At the 12th week of gestation, the young mother went to K Hospital for examination and was diagnosed with stage 4 breast cancer. Falling in disbelief because of the bad news, she could not believe that the breast tumour discovered at the 8th week of gestation was not a normal milk inflammation in pregnant women.
Standing in front of the decision, either to abort the foetus to treat the cancer or keep the baby, L. decided to give birth to her child.
Doctor Nguyen Tien Duc, Head of the Emergency Department at the Hanoi-based K Hospital, informed that the patient was hospitalised at 22 weeks of pregnancy, with weak health condition, respiratory failure, breathing difficulties and pleural effusion. After L.’s family unanimously agreed to keep the baby, the hospital consulted other medical facilities with specialists from Military Hospital 103 and the National Hospital of Obstetrics and Gynaecology (NHOG) all agreeing to try to keep the baby in the womb as long as they could.
L was admitted to the K Hospital for periodic follow-ups and antenatal care and to the development of the foetus. At week 22, she underwent two chemotherapy treatments. Six weeks after chemotherapy, she showed signs of dyspnoea and the patient was immediately switched to Emergency Department for symptomatic treatment. All medications used were carefully considered by doctors so as not to affect the foetus.
During over two months in hospital, the patient could not breathe but had to sit 24 hours a day, only sleeping for two hours a day, tired and painful due to the cancer spreading to her bones, lungs and other organs.
On May 22, as the foetus was at the 31st week, the doctors at K Hospital realised that the stamina of the mother was limited, dangerous to the life of both mother and child, so they decided to cooperate with the NHOG for a caesarean section on L to help her deliver the baby.

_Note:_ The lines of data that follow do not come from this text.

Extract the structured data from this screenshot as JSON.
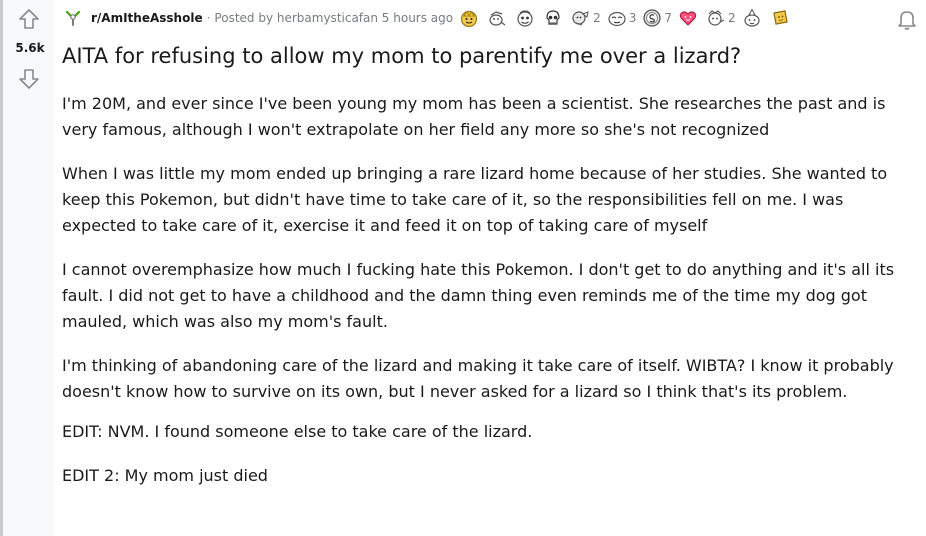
{
  "vote": {
    "score": "5.6k"
  },
  "post": {
    "subreddit": "r/AmItheAsshole",
    "separator": "·",
    "posted_by": "Posted by herbamysticafan 5 hours ago",
    "title": "AITA for refusing to allow my mom to parentify me over a lizard?",
    "paragraphs": [
      "I'm 20M, and ever since I've been young my mom has been a scientist. She researches the past and is very famous, although I won't extrapolate on her field any more so she's not recognized",
      "When I was little my mom ended up bringing a rare lizard home because of her studies. She wanted to keep this Pokemon, but didn't have time to take care of it, so the responsibilities fell on me. I was expected to take care of it, exercise it and feed it on top of taking care of myself",
      "I cannot overemphasize how much I fucking hate this Pokemon. I don't get to do anything and it's all its fault. I did not get to have a childhood and the damn thing even reminds me of the time my dog got mauled, which was also my mom's fault.",
      "I'm thinking of abandoning care of the lizard and making it take care of itself. WIBTA? I know it probably doesn't know how to survive on its own, but I never asked for a lizard so I think that's its problem.",
      "EDIT: NVM. I found someone else to take care of the lizard.",
      "EDIT 2: My mom just died"
    ]
  },
  "awards": [
    {
      "icon": "gold-award-icon",
      "count": ""
    },
    {
      "icon": "wholesome-award-icon",
      "count": ""
    },
    {
      "icon": "helpful-award-icon",
      "count": ""
    },
    {
      "icon": "skull-award-icon",
      "count": ""
    },
    {
      "icon": "hugz-award-icon",
      "count": "2"
    },
    {
      "icon": "face-award-icon",
      "count": "3"
    },
    {
      "icon": "silver-award-icon",
      "count": "7"
    },
    {
      "icon": "heart-award-icon",
      "count": ""
    },
    {
      "icon": "hands-award-icon",
      "count": "2"
    },
    {
      "icon": "party-award-icon",
      "count": ""
    },
    {
      "icon": "ticket-award-icon",
      "count": ""
    }
  ],
  "colors": {
    "text": "#1a1a1b",
    "meta": "#787c7e",
    "rail": "#f8f9fa",
    "gold": "#f2c94c"
  }
}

The surgery was also extremely rare as doctors had to perform surgery to deliver the baby when the mother was in a sitting position, making it extremely difficult to perform a C-section. As the patient’s health was weakened, the operation was truly a great challenge to the team of 20 doctors.
Associate Professor, Dr. Tran Danh Cuong, from the NHOG, who directly performed the rare C-section, was touched when saying that L. is a resilient mother even though her body was very weak and had to bend to breathe. “The little strength from that mother touched all the medical staff but we had to manipulate very quickly,” Dr. Cuong said.
The moment the baby boy was born was also the moment that the young mother and the surgical team fell into tears. The 1.5 kg baby was then received by emergency physicians in the incubator and transferred to the NHOG for further care. The doctors continued to complete the operation and then another fight in the hope of saving the mother.
Doctor Nguyen Tien Duc shared that, during the surgery, the doctors couldn’t induce anaesthesia because the patient may not have regained consciousness, so only spinal anaesthesia was used. “The operation was very stressful and there was a risk of losing both the mother and the baby. But with the high concentration, the surgical team, consisting of the leading doctors at the two hospitals, successfully helped L. to deliver her baby. Do Binh An was born in the infinite love of his mother and all the doctors,” Duc said.
Accompanying her daughter during the painful period of cancer, Ngan, L's mother could not hide her tears when thinking about her unfortunate daughter and her grandson lying in a glass cage. “Our family is really grateful to the doctors who have dedicated themselves to helping both L. and her son. We don't know what to say, but Binh An's birth is the second revival of my daughter. She will have more energy to see her son, more and longer,” Ngan said in tears.